» About this exercise:
Wherever the string "true" occurs in a line of these records, report that line.

» Provided data:
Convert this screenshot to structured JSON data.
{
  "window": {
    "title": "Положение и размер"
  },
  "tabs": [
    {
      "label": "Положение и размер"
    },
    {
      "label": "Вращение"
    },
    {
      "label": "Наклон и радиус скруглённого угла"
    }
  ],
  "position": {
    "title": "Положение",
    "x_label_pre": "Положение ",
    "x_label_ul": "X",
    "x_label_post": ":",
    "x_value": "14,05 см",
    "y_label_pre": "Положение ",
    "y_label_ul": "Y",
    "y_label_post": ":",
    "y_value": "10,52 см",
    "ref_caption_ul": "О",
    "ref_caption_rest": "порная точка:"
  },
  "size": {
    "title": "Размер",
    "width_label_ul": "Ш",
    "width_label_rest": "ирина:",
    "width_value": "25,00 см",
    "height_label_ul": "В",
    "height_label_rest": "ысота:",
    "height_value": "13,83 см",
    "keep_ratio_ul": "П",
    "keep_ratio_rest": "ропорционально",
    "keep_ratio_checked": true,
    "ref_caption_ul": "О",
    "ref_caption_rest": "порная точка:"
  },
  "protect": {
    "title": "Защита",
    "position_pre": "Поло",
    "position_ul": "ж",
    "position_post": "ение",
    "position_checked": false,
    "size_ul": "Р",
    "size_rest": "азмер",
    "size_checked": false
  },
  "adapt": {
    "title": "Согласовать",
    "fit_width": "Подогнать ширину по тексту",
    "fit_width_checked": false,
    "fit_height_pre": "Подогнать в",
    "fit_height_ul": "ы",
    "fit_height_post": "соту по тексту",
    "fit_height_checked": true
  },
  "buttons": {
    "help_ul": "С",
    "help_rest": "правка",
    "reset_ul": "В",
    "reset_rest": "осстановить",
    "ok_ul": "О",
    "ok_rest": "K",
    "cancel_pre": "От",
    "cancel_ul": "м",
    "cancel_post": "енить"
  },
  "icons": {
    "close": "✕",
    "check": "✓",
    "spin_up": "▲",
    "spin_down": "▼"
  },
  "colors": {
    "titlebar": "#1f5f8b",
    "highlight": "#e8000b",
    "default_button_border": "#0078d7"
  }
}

» Exercise solution:
    "keep_ratio_checked": true,
    "fit_height_checked": true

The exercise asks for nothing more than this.